Legal Clichés are Meant To Be Challenged

Written By Tony Munter

We accept legal clichés so readily that we forget to look up how they were born.  In the world of False Claims Act law there are many and unfortunately, those cited to defend fraudsters continue to resonate with judges and the public.

I’m going to pick on a few in this blog and see how they are used.

Here’s one you will see in almost every Motion to Dismiss from any Defendant of an action filed under the False Claims Act.

“The materiality standard is demanding “as the FCA is not  ‘an all-purpose antifraud statute’ or a vehicle for punishing garden-variety breaches of contract or regulatory violations.”

This quote is from Escobar, currently the most important case on Materiality. Even though the Defense Bar cites it all the time and this quote in particular, the Case upholds the Plaintiff’s position. The idea that omissions and half-truths can form the basis of a False Claims Act case is what Escobar holds and materiality, the idea that something material to the government has been and is part of the False Claims Act statutorily.

Justice Thomas wrote the decision and it is mostly a thoughtful balancing of important ideas.  Here though, he strings together a bunch of quotes one of which troubled me. So I looked it up.

No the FCA is not meant to punish “garden-variety breaches of contract or regulatory violations.”  Although a garden-variety breach of contract as opposed to a material breach is not always so easy to define as I think Thomas would agree.

I take issue with the part of this quote that says the FCA is not an “all purpose anti-fraud statute” at least as cited by Justice Thomas.  He is hardly alone.

That particular sub-quote comes from an earlier and now overturned Supreme Court case Allison Engines 553 U.S. at 672.

The main holding of Allison Engines was overturned by Congressional action. The idea was that to hold someone liable under the Act you had to show “presentment” from some person to the U.S. Government. It made holding sub-contractors liable for fraud difficult. The fraud Enforcement and Recovery Act of 2009 eliminated this analysis by changing the definition of a” false statement” creating liability under the Act to Any person who…knowingly makes, uses or causes to be made or used a false record or material or statement…” Congress went so far as to make that change retroactive to the Allison Engine’s decision itself.

Not only is Thomas quoting from a case, which was overturned by congressional action, but also the quote misstates what Justice Alito, who wrote that decision, was saying at the time.

Here’s what Alito said in Allison Engines.

In such a situation, the direct link between the false statement and the Government’s decision to pay or approve a false claim is too attenuated to establish liability. Recognizing a cause of action under the FCA for fraud directed at private entities would threaten to transform the FCA into an all-purpose antifraud statute.

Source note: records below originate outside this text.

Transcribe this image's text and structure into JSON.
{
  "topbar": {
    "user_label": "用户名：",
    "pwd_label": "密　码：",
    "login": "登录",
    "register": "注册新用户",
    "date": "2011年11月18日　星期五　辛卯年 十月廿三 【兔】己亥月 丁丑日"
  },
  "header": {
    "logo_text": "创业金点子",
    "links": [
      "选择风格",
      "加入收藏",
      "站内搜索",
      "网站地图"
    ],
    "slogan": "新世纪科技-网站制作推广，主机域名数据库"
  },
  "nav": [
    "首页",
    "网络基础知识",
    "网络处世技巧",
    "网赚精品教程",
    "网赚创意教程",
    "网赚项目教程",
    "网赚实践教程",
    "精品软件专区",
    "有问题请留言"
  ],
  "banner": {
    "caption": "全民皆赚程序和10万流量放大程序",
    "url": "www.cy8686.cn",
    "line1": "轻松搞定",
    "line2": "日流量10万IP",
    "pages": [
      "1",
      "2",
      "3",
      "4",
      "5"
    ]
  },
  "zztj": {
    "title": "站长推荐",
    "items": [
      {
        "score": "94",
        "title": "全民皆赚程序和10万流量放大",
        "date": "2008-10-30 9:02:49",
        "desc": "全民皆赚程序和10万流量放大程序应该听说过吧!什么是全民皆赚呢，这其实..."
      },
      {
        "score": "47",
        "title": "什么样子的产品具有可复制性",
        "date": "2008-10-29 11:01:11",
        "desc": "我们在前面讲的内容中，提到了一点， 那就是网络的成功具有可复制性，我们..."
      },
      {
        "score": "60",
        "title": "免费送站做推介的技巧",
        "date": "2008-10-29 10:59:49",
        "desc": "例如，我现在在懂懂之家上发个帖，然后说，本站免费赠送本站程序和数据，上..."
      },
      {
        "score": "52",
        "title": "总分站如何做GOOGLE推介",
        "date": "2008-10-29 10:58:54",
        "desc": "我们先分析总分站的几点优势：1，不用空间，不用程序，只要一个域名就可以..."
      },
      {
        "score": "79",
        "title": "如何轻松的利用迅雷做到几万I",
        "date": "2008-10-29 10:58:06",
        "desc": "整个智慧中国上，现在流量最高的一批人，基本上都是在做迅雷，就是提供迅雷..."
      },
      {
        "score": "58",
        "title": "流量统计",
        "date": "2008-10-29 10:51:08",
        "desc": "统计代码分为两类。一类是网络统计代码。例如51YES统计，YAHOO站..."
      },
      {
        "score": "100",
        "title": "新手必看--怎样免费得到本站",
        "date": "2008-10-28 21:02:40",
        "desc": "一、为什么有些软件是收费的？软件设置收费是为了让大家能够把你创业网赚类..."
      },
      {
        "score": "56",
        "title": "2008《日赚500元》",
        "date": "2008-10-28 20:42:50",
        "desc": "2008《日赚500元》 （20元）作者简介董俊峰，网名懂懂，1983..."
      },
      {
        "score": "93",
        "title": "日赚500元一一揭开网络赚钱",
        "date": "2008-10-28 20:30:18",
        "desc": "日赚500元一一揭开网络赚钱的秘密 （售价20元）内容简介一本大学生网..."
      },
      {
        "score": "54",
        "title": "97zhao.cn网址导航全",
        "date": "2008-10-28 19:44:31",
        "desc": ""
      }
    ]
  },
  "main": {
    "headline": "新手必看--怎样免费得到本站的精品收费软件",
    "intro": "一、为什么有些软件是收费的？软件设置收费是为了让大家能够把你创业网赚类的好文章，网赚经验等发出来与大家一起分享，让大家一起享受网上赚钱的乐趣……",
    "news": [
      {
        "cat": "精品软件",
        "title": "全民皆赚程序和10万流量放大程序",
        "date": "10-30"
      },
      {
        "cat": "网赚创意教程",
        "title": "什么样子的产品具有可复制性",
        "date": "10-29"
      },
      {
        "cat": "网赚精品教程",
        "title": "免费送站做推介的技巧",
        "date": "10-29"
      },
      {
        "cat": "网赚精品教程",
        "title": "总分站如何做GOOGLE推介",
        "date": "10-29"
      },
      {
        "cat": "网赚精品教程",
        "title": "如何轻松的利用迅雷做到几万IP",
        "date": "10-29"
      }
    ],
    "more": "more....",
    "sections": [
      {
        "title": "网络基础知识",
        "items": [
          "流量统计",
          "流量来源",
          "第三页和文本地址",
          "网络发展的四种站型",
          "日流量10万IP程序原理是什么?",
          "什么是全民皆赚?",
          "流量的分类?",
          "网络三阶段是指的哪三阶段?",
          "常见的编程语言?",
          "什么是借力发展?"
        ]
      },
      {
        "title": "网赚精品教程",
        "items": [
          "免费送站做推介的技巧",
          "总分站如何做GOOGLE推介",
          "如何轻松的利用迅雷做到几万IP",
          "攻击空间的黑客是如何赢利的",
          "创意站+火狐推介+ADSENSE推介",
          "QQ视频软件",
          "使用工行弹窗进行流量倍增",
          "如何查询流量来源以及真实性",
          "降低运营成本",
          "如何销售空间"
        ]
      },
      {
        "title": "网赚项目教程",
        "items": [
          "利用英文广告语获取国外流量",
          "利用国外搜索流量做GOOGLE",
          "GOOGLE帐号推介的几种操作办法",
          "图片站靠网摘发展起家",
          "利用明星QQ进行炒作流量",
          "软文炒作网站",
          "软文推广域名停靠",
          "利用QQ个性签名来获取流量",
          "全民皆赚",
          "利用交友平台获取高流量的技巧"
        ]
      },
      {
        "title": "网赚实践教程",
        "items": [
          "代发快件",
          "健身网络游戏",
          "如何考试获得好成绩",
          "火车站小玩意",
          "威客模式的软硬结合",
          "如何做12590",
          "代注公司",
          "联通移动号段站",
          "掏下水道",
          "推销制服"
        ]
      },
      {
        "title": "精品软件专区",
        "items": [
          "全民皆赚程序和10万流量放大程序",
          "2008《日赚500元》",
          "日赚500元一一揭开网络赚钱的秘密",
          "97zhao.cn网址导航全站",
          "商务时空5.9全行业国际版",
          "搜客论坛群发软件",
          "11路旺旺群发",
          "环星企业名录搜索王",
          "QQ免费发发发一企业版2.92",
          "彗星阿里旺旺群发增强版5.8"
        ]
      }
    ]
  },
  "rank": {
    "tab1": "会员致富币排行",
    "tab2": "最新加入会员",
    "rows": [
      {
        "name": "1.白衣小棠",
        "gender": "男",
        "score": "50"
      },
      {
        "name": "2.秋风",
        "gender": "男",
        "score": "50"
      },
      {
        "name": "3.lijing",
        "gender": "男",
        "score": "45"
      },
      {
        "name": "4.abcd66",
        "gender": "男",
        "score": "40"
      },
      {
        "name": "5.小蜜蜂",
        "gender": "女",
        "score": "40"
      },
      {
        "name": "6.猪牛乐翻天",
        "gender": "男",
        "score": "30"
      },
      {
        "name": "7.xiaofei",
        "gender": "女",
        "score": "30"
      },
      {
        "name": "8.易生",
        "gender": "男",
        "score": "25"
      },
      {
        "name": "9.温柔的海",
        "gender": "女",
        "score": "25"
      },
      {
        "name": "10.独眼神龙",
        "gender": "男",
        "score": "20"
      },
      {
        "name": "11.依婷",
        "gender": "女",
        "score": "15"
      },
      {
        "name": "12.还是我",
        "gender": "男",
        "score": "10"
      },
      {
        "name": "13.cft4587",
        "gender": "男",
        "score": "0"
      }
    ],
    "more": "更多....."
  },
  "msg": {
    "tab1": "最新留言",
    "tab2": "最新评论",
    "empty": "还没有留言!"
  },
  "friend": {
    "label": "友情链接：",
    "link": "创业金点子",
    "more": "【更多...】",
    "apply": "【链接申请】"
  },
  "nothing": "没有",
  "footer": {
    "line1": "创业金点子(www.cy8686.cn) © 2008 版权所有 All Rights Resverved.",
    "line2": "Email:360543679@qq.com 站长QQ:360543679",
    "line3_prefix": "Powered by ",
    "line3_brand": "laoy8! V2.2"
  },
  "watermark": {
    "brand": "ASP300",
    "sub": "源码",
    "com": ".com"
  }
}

Our reading of §3729(a)(2), based on the language of the statute, gives effect to Congress’ efforts to protect the Government from loss due to fraud but also ensures that “a defendant is not answerable for anything beyond the natural, ordinary and reasonable consequences of his conduct.” Anza v. Ideal Steel Supply Corp., 547 U. S. 451, 470 (2006) (internal quotation marks omitted).

So, what Alito was concerned about, was the idea that the False Claims Act could be expanded to use as an “all-purpose anti-fraud statute” in the sense that it could be used against private companies suing each other and or private companies whose conduct itself was not involved in defrauding the government.

Hello.  That is not at all what anyone files a False Claims Act case is intending to fight. There is no False Claims Act case being filed by any responsible member of the Plaintiff’s Bar that does not allege the government is being ripped off. So, what does the use of this trope really mean?

Alito’s reasoning at the time, narrowed the meaning of a false record to be sure that only an attempt to rip off the government would be considered and he was very strictly reading the text of the Act. His reasoning forced Congress to enact specific legislation to expand the definition of a false record and it did.

Even Alito was not worried that the FCA could be used to protect or recover government funds.

Yet, when this trope is used now, few people realize just how “all purpose” the type of law Alito was worrying the FCA could be. They throw this into condition judges to think using the law at all is somehow scary. As if fighting fraud is a bad idea or an extraordinary one or that the law should only be used, well in any case not involving the particular defendants involved.

Actually when it comes to fighting fraud committed against the government the FCA is all-purpose or at least that was the intent of those who enacted it. If we can demonstrate the government has suffered, actually suffered harm from a material misrepresentation, the FCA’s purpose is to hold the defendant liable.  You can call that all-purpose or specific purpose if you like, but it has little to do with the trope being posted at the top of every brief.